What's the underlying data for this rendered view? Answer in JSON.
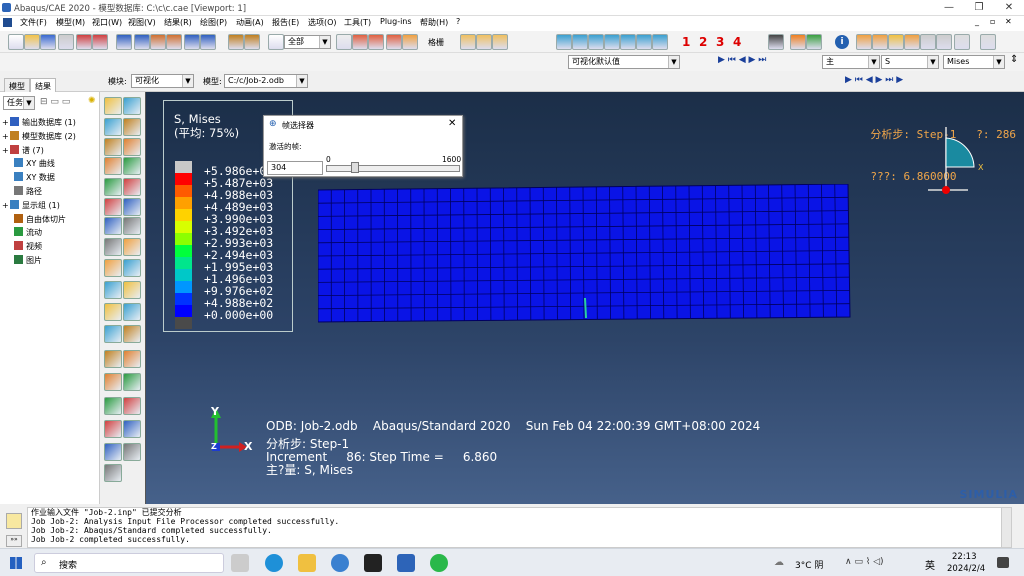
{
  "window": {
    "title": "Abaqus/CAE 2020 - 模型数据库: C:\\c\\c.cae [Viewport: 1]"
  },
  "menu": [
    "文件(F)",
    "模型(M)",
    "视口(W)",
    "视图(V)",
    "结果(R)",
    "绘图(P)",
    "动画(A)",
    "报告(E)",
    "选项(O)",
    "工具(T)",
    "Plug-ins",
    "帮助(H)",
    "?"
  ],
  "toolbar": {
    "selection_filter": "全部",
    "field_style": "格栅",
    "step_numbers": [
      "1",
      "2",
      "3",
      "4"
    ],
    "view_default": "可视化默认值",
    "invariant_main": "主",
    "variable": "S",
    "invariant": "Mises"
  },
  "context": {
    "module_label": "模块:",
    "module_value": "可视化",
    "model_label": "模型:",
    "model_value": "C:/c/Job-2.odb"
  },
  "left_panel": {
    "tabs": [
      "模型",
      "结果"
    ],
    "active_tab": "结果",
    "task_label": "任务数",
    "tree": [
      {
        "label": "输出数据库 (1)",
        "expander": "+",
        "indent": 0
      },
      {
        "label": "模型数据库 (2)",
        "expander": "+",
        "indent": 0
      },
      {
        "label": "谱 (7)",
        "expander": "+",
        "indent": 0
      },
      {
        "label": "XY 曲线",
        "expander": "",
        "indent": 1
      },
      {
        "label": "XY 数据",
        "expander": "",
        "indent": 1
      },
      {
        "label": "路径",
        "expander": "",
        "indent": 1
      },
      {
        "label": "显示组 (1)",
        "expander": "+",
        "indent": 0
      },
      {
        "label": "自由体切片",
        "expander": "",
        "indent": 1
      },
      {
        "label": "流动",
        "expander": "",
        "indent": 1
      },
      {
        "label": "视频",
        "expander": "",
        "indent": 1
      },
      {
        "label": "图片",
        "expander": "",
        "indent": 1
      }
    ]
  },
  "legend": {
    "title": "S, Mises",
    "subtitle": "(平均: 75%)",
    "values": [
      "+5.986e+03",
      "+5.487e+03",
      "+4.988e+03",
      "+4.489e+03",
      "+3.990e+03",
      "+3.492e+03",
      "+2.993e+03",
      "+2.494e+03",
      "+1.995e+03",
      "+1.496e+03",
      "+9.976e+02",
      "+4.988e+02",
      "+0.000e+00"
    ],
    "colors": [
      "#c8c8c8",
      "#ff0000",
      "#ff5a00",
      "#ffa000",
      "#ffd200",
      "#d8ff00",
      "#8cff00",
      "#00ff3c",
      "#00e68c",
      "#00c8c8",
      "#0096ff",
      "#0032ff",
      "#0000ff",
      "#4a4a4a"
    ]
  },
  "viewport": {
    "step_label": "分析步: Step-1",
    "frame_label": "?: 286",
    "time_label": "???: 6.860000",
    "odb_line": "ODB: Job-2.odb    Abaqus/Standard 2020    Sun Feb 04 22:00:39 GMT+08:00 2024",
    "step_line": "分析步: Step-1",
    "increment_line": "Increment     86: Step Time =     6.860",
    "variable_line": "主?量: S, Mises",
    "axis_y": "Y",
    "axis_x": "X",
    "axis_z": "Z",
    "triad_x": "X",
    "mesh_color": "#0a14e6",
    "mesh_line_color": "#000060",
    "brand": "SIMULIA"
  },
  "filter_dialog": {
    "title": "帧选择器",
    "label": "激活的帧:",
    "value": "304",
    "min": "0",
    "max": "1600",
    "position": 0.19
  },
  "messages": [
    "作业输入文件 \"Job-2.inp\" 已提交分析",
    "Job Job-2: Analysis Input File Processor completed successfully.",
    "Job Job-2: Abaqus/Standard completed successfully.",
    "Job Job-2 completed successfully."
  ],
  "taskbar": {
    "search": "搜索",
    "weather": "3°C 阴",
    "lang": "英",
    "time": "22:13",
    "date": "2024/2/4"
  }
}
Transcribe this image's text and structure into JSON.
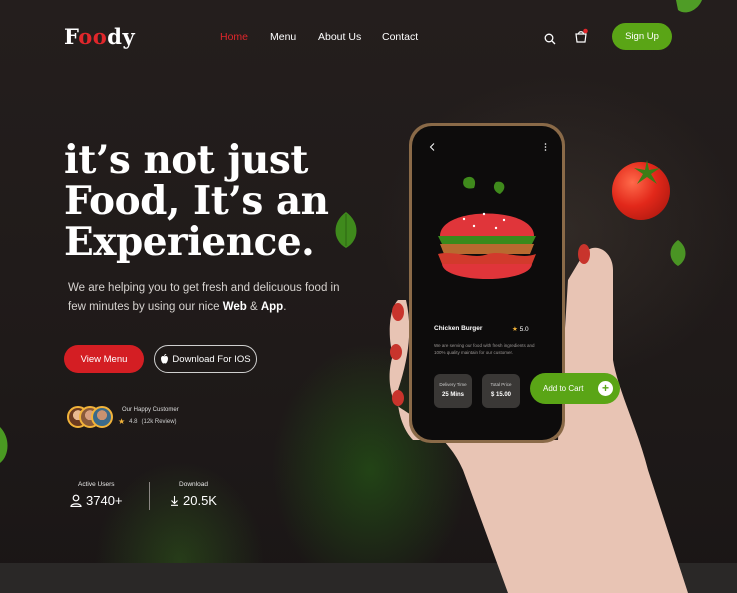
{
  "brand": {
    "logo_first": "F",
    "logo_accent": "oo",
    "logo_rest": "dy",
    "accent_color": "#e0272b",
    "green": "#5aa516"
  },
  "nav": {
    "items": [
      "Home",
      "Menu",
      "About Us",
      "Contact"
    ],
    "active": "Home",
    "signup": "Sign Up"
  },
  "hero": {
    "title_lines": [
      "it’s not just",
      "Food, It’s an",
      "Experience."
    ],
    "desc_pre": "We are helping you to get fresh and delicuous food in few minutes by using our nice ",
    "desc_web": "Web",
    "desc_amp": " & ",
    "desc_app": "App",
    "desc_end": ".",
    "btn_menu": "View Menu",
    "btn_ios": "Download For IOS",
    "customers_label": "Our Happy Customer",
    "rating": "4.8",
    "reviews": "(12k Review)"
  },
  "stats": [
    {
      "label": "Active Users",
      "value": "3740+",
      "icon": "user-icon"
    },
    {
      "label": "Download",
      "value": "20.5K",
      "icon": "download-icon"
    }
  ],
  "phone": {
    "item_name": "Chicken Burger",
    "item_rating": "5.0",
    "item_desc": "We are serving our food with fresh ingredients and 100% quality maintain for our customer.",
    "delivery_label": "Delivery Time",
    "delivery_value": "25 Mins",
    "price_label": "Total Price",
    "price_value": "$ 15.00",
    "cart_label": "Add to Cart"
  }
}
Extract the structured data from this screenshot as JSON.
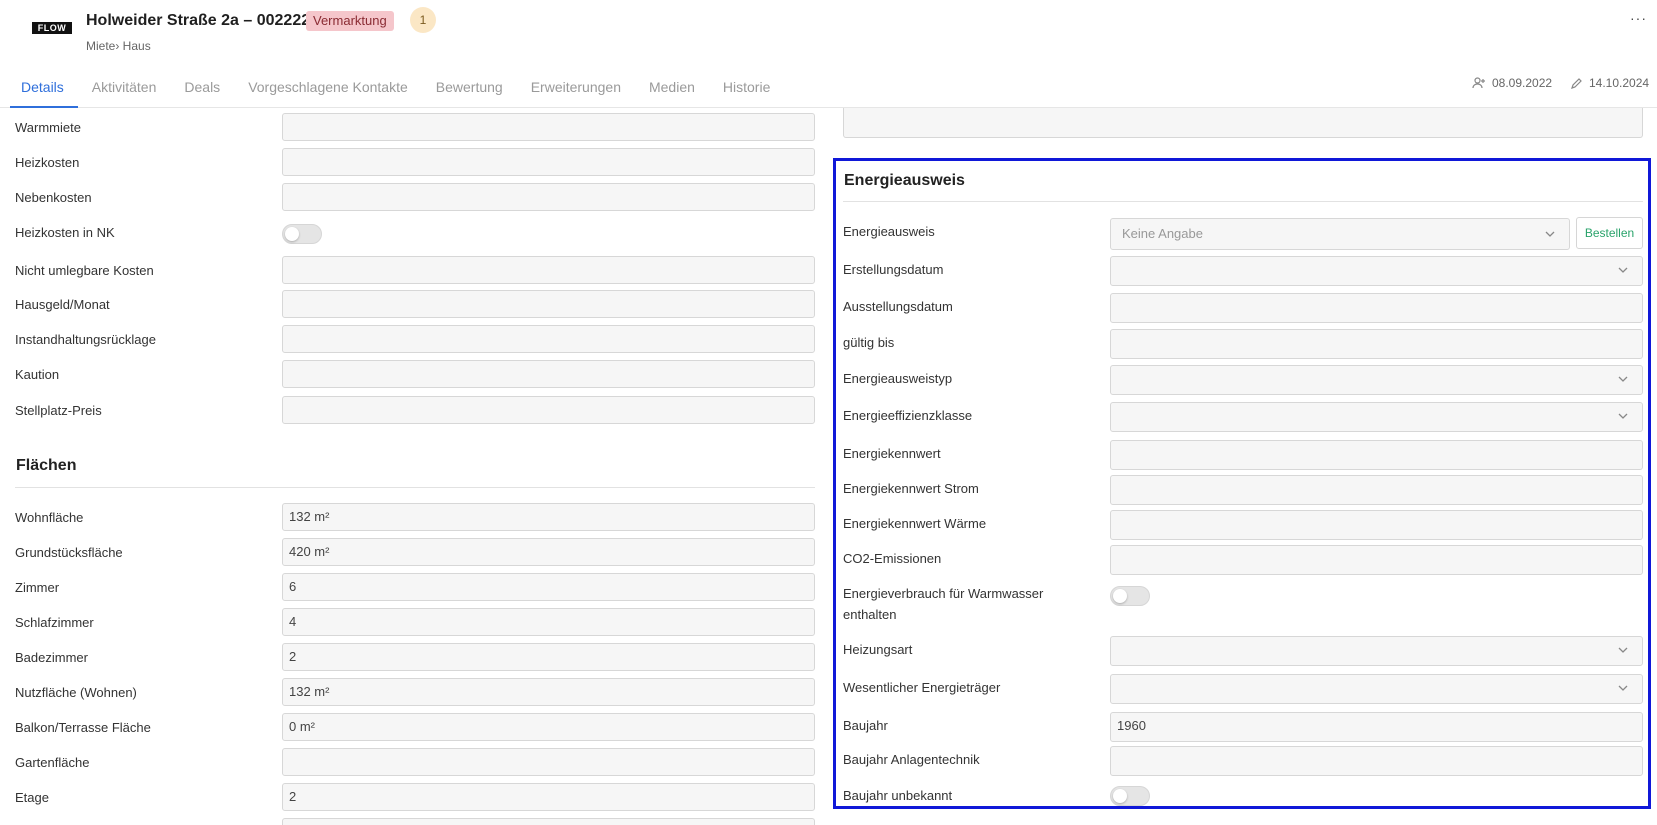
{
  "header": {
    "logo_text": "FLOW",
    "title": "Holweider Straße 2a – 002222",
    "status_badge": "Vermarktung",
    "count_badge": "1",
    "breadcrumb": "Miete› Haus",
    "more_label": "···",
    "created_date": "08.09.2022",
    "modified_date": "14.10.2024"
  },
  "tabs": [
    {
      "label": "Details",
      "active": true
    },
    {
      "label": "Aktivitäten",
      "active": false
    },
    {
      "label": "Deals",
      "active": false
    },
    {
      "label": "Vorgeschlagene Kontakte",
      "active": false
    },
    {
      "label": "Bewertung",
      "active": false
    },
    {
      "label": "Erweiterungen",
      "active": false
    },
    {
      "label": "Medien",
      "active": false
    },
    {
      "label": "Historie",
      "active": false
    }
  ],
  "costs": {
    "warmmiete": {
      "label": "Warmmiete",
      "value": ""
    },
    "heizkosten": {
      "label": "Heizkosten",
      "value": ""
    },
    "nebenkosten": {
      "label": "Nebenkosten",
      "value": ""
    },
    "heizkosten_in_nk": {
      "label": "Heizkosten in NK",
      "on": false
    },
    "nicht_umlegbar": {
      "label": "Nicht umlegbare Kosten",
      "value": ""
    },
    "hausgeld": {
      "label": "Hausgeld/Monat",
      "value": ""
    },
    "instandhaltung": {
      "label": "Instandhaltungsrücklage",
      "value": ""
    },
    "kaution": {
      "label": "Kaution",
      "value": ""
    },
    "stellplatz": {
      "label": "Stellplatz-Preis",
      "value": ""
    }
  },
  "flaechen": {
    "title": "Flächen",
    "wohnflaeche": {
      "label": "Wohnfläche",
      "value": "132 m²"
    },
    "grundstueck": {
      "label": "Grundstücksfläche",
      "value": "420 m²"
    },
    "zimmer": {
      "label": "Zimmer",
      "value": "6"
    },
    "schlafzimmer": {
      "label": "Schlafzimmer",
      "value": "4"
    },
    "badezimmer": {
      "label": "Badezimmer",
      "value": "2"
    },
    "nutzflaeche": {
      "label": "Nutzfläche (Wohnen)",
      "value": "132 m²"
    },
    "balkon": {
      "label": "Balkon/Terrasse Fläche",
      "value": "0 m²"
    },
    "garten": {
      "label": "Gartenfläche",
      "value": ""
    },
    "etage": {
      "label": "Etage",
      "value": "2"
    }
  },
  "energie": {
    "title": "Energieausweis",
    "ausweis": {
      "label": "Energieausweis",
      "value": "Keine Angabe"
    },
    "bestellen_label": "Bestellen",
    "erstellungsdatum": {
      "label": "Erstellungsdatum",
      "value": ""
    },
    "ausstellungsdatum": {
      "label": "Ausstellungsdatum",
      "value": ""
    },
    "gueltig_bis": {
      "label": "gültig bis",
      "value": ""
    },
    "ausweistyp": {
      "label": "Energieausweistyp",
      "value": ""
    },
    "effizienzklasse": {
      "label": "Energieeffizienzklasse",
      "value": ""
    },
    "kennwert": {
      "label": "Energiekennwert",
      "value": ""
    },
    "kennwert_strom": {
      "label": "Energiekennwert Strom",
      "value": ""
    },
    "kennwert_waerme": {
      "label": "Energiekennwert Wärme",
      "value": ""
    },
    "co2": {
      "label": "CO2-Emissionen",
      "value": ""
    },
    "warmwasser_line1": "Energieverbrauch für Warmwasser",
    "warmwasser_line2": "enthalten",
    "warmwasser_on": false,
    "heizungsart": {
      "label": "Heizungsart",
      "value": ""
    },
    "energietraeger": {
      "label": "Wesentlicher Energieträger",
      "value": ""
    },
    "baujahr": {
      "label": "Baujahr",
      "value": "1960"
    },
    "baujahr_anlagen": {
      "label": "Baujahr Anlagentechnik",
      "value": ""
    },
    "baujahr_unbekannt": {
      "label": "Baujahr unbekannt",
      "on": false
    }
  },
  "colors": {
    "accent": "#2f6fdb",
    "badge_bg": "#f5c6cb",
    "count_bg": "#fbe7c5",
    "highlight_border": "#1018d8",
    "order_button_text": "#2aa36b"
  }
}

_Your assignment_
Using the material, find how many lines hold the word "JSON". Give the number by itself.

_Response to this task_
3